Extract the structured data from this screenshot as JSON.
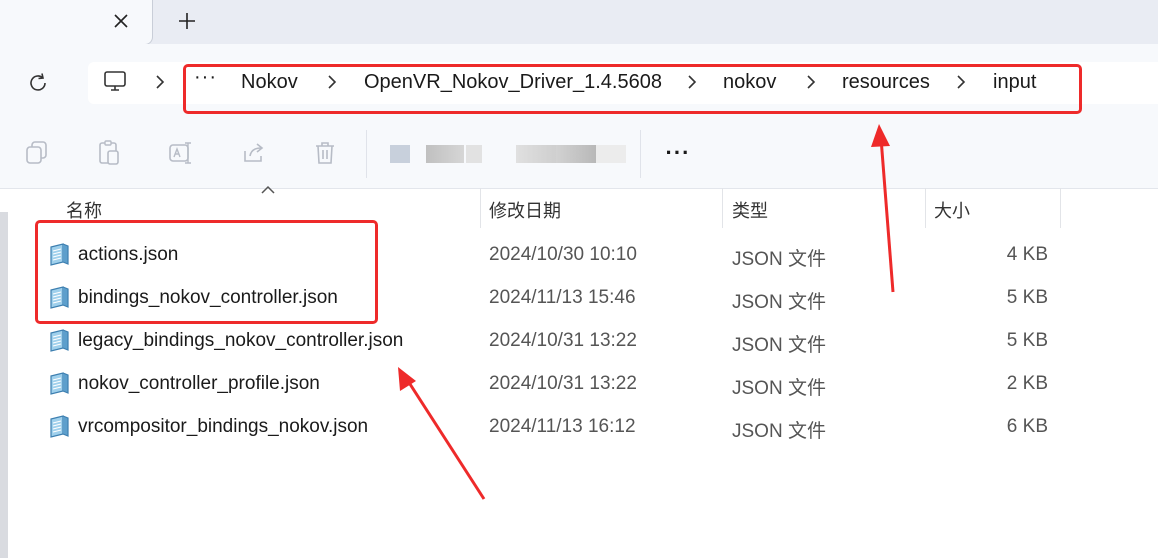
{
  "tabs": {
    "close_glyph": "✕",
    "new_tab_glyph": "+"
  },
  "address_bar": {
    "overflow": "···",
    "crumbs": [
      "Nokov",
      "OpenVR_Nokov_Driver_1.4.5608",
      "nokov",
      "resources",
      "input"
    ]
  },
  "toolbar": {
    "more": "···"
  },
  "columns": {
    "name": "名称",
    "modified": "修改日期",
    "type": "类型",
    "size": "大小"
  },
  "files": [
    {
      "name": "actions.json",
      "modified": "2024/10/30 10:10",
      "type": "JSON 文件",
      "size": "4 KB"
    },
    {
      "name": "bindings_nokov_controller.json",
      "modified": "2024/11/13 15:46",
      "type": "JSON 文件",
      "size": "5 KB"
    },
    {
      "name": "legacy_bindings_nokov_controller.json",
      "modified": "2024/10/31 13:22",
      "type": "JSON 文件",
      "size": "5 KB"
    },
    {
      "name": "nokov_controller_profile.json",
      "modified": "2024/10/31 13:22",
      "type": "JSON 文件",
      "size": "2 KB"
    },
    {
      "name": "vrcompositor_bindings_nokov.json",
      "modified": "2024/11/13 16:12",
      "type": "JSON 文件",
      "size": "6 KB"
    }
  ],
  "colors": {
    "annotation_red": "#ee2a2a",
    "chrome_bg": "#f7f9fc",
    "tab_strip_bg": "#e9ecf3"
  },
  "icons": [
    "close-icon",
    "plus-icon",
    "refresh-icon",
    "this-pc-icon",
    "chevron-right-icon",
    "copy-icon",
    "paste-icon",
    "rename-icon",
    "share-icon",
    "delete-icon",
    "json-file-icon"
  ]
}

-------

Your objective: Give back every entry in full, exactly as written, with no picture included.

Exercise result:
Extract the structured data from this screenshot as JSON.
{
  "tabs": {
    "close_glyph": "✕",
    "new_tab_glyph": "+"
  },
  "address_bar": {
    "overflow": "···",
    "crumbs": [
      "Nokov",
      "OpenVR_Nokov_Driver_1.4.5608",
      "nokov",
      "resources",
      "input"
    ]
  },
  "toolbar": {
    "more": "···"
  },
  "columns": {
    "name": "名称",
    "modified": "修改日期",
    "type": "类型",
    "size": "大小"
  },
  "files": [
    {
      "name": "actions.json",
      "modified": "2024/10/30 10:10",
      "type": "JSON 文件",
      "size": "4 KB"
    },
    {
      "name": "bindings_nokov_controller.json",
      "modified": "2024/11/13 15:46",
      "type": "JSON 文件",
      "size": "5 KB"
    },
    {
      "name": "legacy_bindings_nokov_controller.json",
      "modified": "2024/10/31 13:22",
      "type": "JSON 文件",
      "size": "5 KB"
    },
    {
      "name": "nokov_controller_profile.json",
      "modified": "2024/10/31 13:22",
      "type": "JSON 文件",
      "size": "2 KB"
    },
    {
      "name": "vrcompositor_bindings_nokov.json",
      "modified": "2024/11/13 16:12",
      "type": "JSON 文件",
      "size": "6 KB"
    }
  ],
  "colors": {
    "annotation_red": "#ee2a2a",
    "chrome_bg": "#f7f9fc",
    "tab_strip_bg": "#e9ecf3"
  },
  "icons": [
    "close-icon",
    "plus-icon",
    "refresh-icon",
    "this-pc-icon",
    "chevron-right-icon",
    "copy-icon",
    "paste-icon",
    "rename-icon",
    "share-icon",
    "delete-icon",
    "json-file-icon"
  ]
}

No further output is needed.